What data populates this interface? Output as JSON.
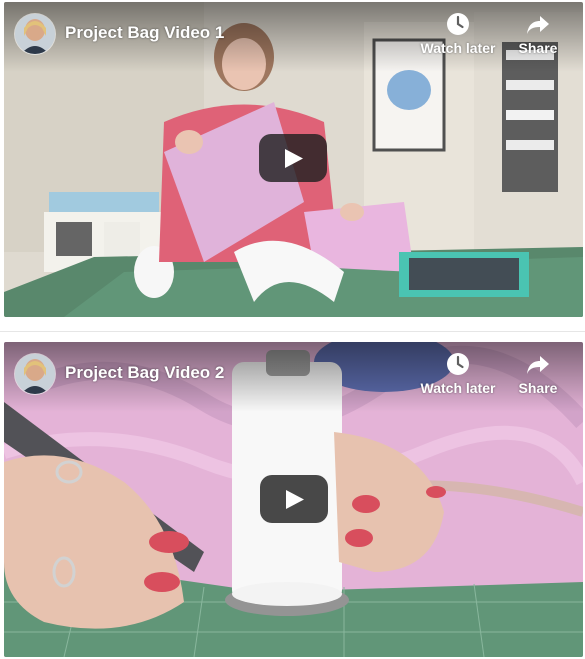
{
  "videos": [
    {
      "title": "Project Bag Video 1",
      "channel_avatar_icon": "presenter-avatar-icon",
      "watch_later_label": "Watch later",
      "share_label": "Share"
    },
    {
      "title": "Project Bag Video 2",
      "channel_avatar_icon": "presenter-avatar-icon",
      "watch_later_label": "Watch later",
      "share_label": "Share"
    }
  ],
  "colors": {
    "play_button_bg": "#212121",
    "overlay_text": "#ffffff",
    "cutting_mat": "#3f7f5b",
    "nail_polish": "#d0283a"
  }
}
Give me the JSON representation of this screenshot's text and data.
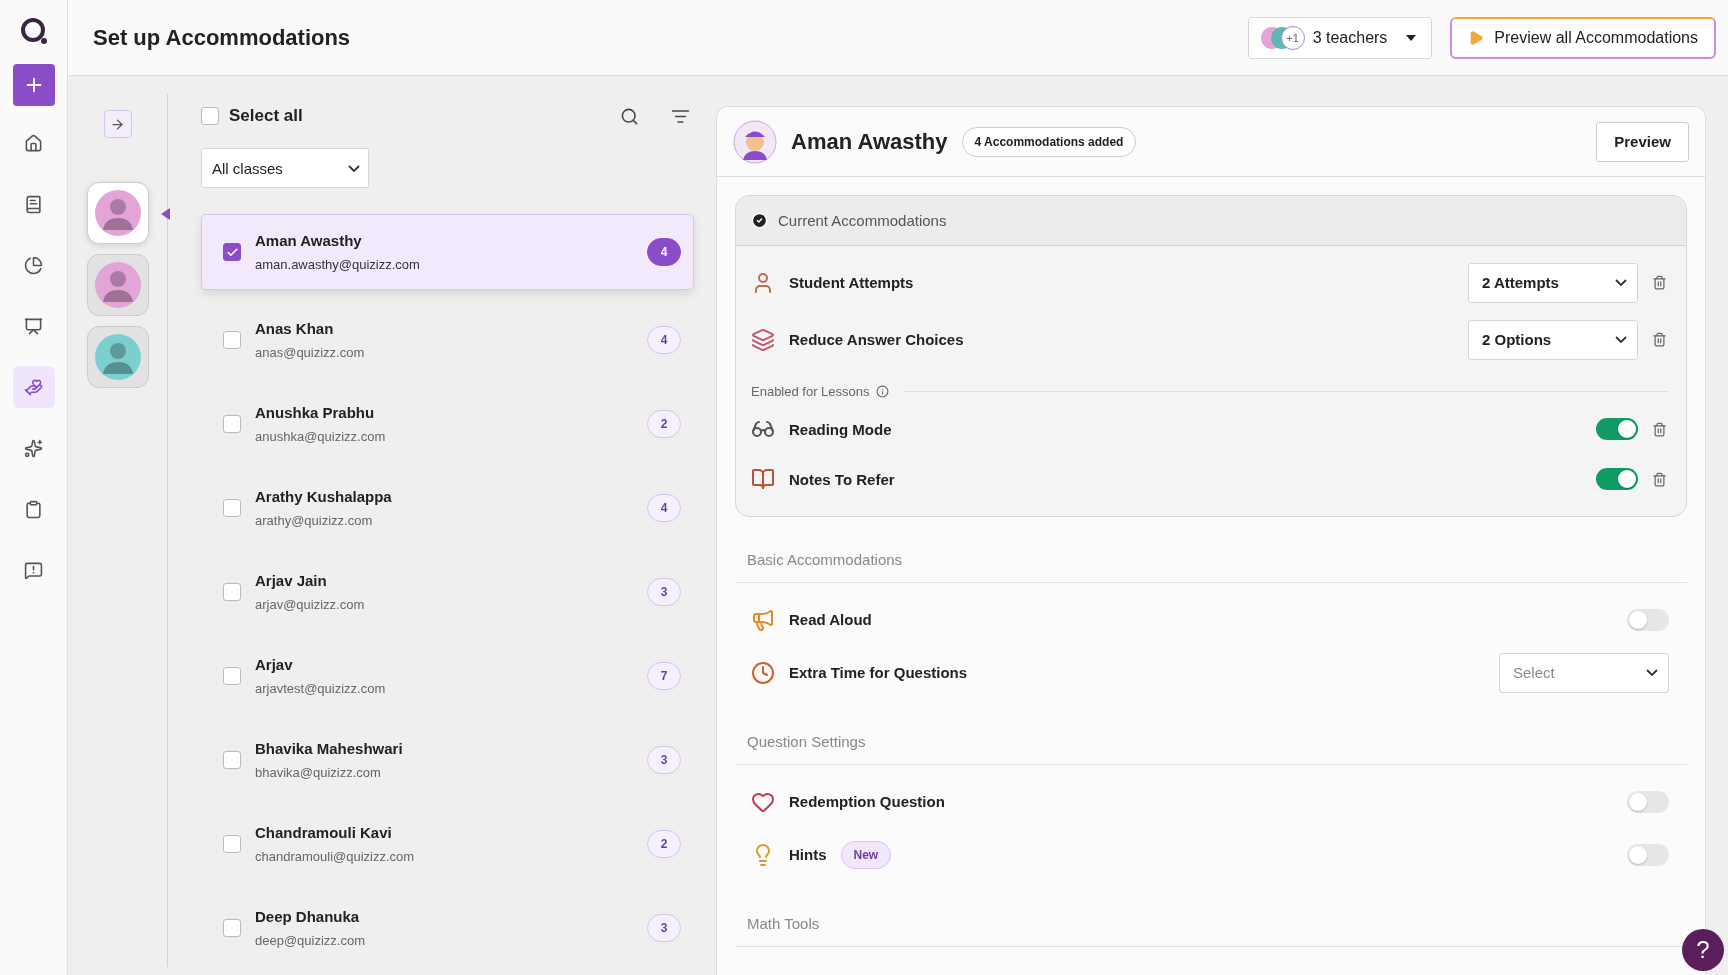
{
  "nav": {
    "items": [
      {
        "selected": false
      },
      {
        "selected": false
      },
      {
        "selected": false
      },
      {
        "selected": false
      },
      {
        "selected": true
      },
      {
        "selected": false
      },
      {
        "selected": false
      },
      {
        "selected": false
      }
    ]
  },
  "header": {
    "title": "Set up Accommodations",
    "teachers": {
      "extra": "+1",
      "label": "3 teachers"
    },
    "preview_all": "Preview all Accommodations"
  },
  "classes": [
    {
      "selected": true,
      "color": "#e3a4d8"
    },
    {
      "selected": false,
      "color": "#e3a4d8"
    },
    {
      "selected": false,
      "color": "#7ccfcf"
    }
  ],
  "students": {
    "select_all": {
      "label": "Select all",
      "checked": false
    },
    "filter": "All classes",
    "items": [
      {
        "name": "Aman Awasthy",
        "email": "aman.awasthy@quizizz.com",
        "count": "4",
        "checked": true,
        "selected": true
      },
      {
        "name": "Anas Khan",
        "email": "anas@quizizz.com",
        "count": "4",
        "checked": false,
        "selected": false
      },
      {
        "name": "Anushka Prabhu",
        "email": "anushka@quizizz.com",
        "count": "2",
        "checked": false,
        "selected": false
      },
      {
        "name": "Arathy Kushalappa",
        "email": "arathy@quizizz.com",
        "count": "4",
        "checked": false,
        "selected": false
      },
      {
        "name": "Arjav Jain",
        "email": "arjav@quizizz.com",
        "count": "3",
        "checked": false,
        "selected": false
      },
      {
        "name": "Arjav",
        "email": "arjavtest@quizizz.com",
        "count": "7",
        "checked": false,
        "selected": false
      },
      {
        "name": "Bhavika Maheshwari",
        "email": "bhavika@quizizz.com",
        "count": "3",
        "checked": false,
        "selected": false
      },
      {
        "name": "Chandramouli Kavi",
        "email": "chandramouli@quizizz.com",
        "count": "2",
        "checked": false,
        "selected": false
      },
      {
        "name": "Deep Dhanuka",
        "email": "deep@quizizz.com",
        "count": "3",
        "checked": false,
        "selected": false
      }
    ]
  },
  "detail": {
    "name": "Aman Awasthy",
    "badge": "4 Accommodations added",
    "preview": "Preview",
    "current": {
      "title": "Current Accommodations",
      "items": [
        {
          "kind": "select",
          "label": "Student Attempts",
          "value": "2 Attempts"
        },
        {
          "kind": "select",
          "label": "Reduce Answer Choices",
          "value": "2 Options"
        }
      ],
      "lessons_label": "Enabled for Lessons",
      "lessons": [
        {
          "kind": "toggle",
          "label": "Reading Mode",
          "on": true
        },
        {
          "kind": "toggle",
          "label": "Notes To Refer",
          "on": true
        }
      ]
    },
    "sections": [
      {
        "title": "Basic Accommodations",
        "items": [
          {
            "kind": "toggle",
            "label": "Read Aloud",
            "on": false
          },
          {
            "kind": "select",
            "label": "Extra Time for Questions",
            "placeholder": "Select"
          }
        ]
      },
      {
        "title": "Question Settings",
        "items": [
          {
            "kind": "toggle",
            "label": "Redemption Question",
            "on": false
          },
          {
            "kind": "toggle",
            "label": "Hints",
            "badge": "New",
            "on": false
          }
        ]
      },
      {
        "title": "Math Tools"
      }
    ]
  },
  "help": "?"
}
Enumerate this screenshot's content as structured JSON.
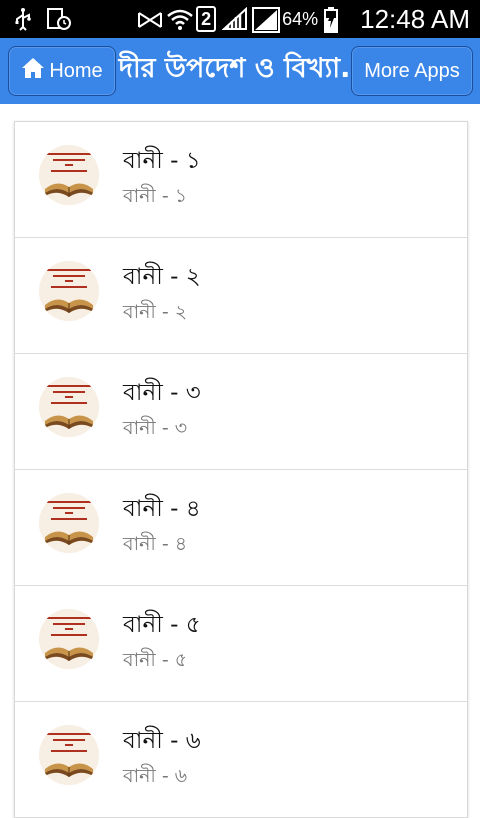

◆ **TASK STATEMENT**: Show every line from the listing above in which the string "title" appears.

◆ **REPLY TO THE EXERCISE**:
      "title": "Project Bag Video 1",
      "title": "Project Bag Video 2",
    "title": "Set up Accommodations",
      "title": "Current Accommodations",
        "title": "Basic Accommodations",
        "title": "Question Settings",
        "title": "Math Tools"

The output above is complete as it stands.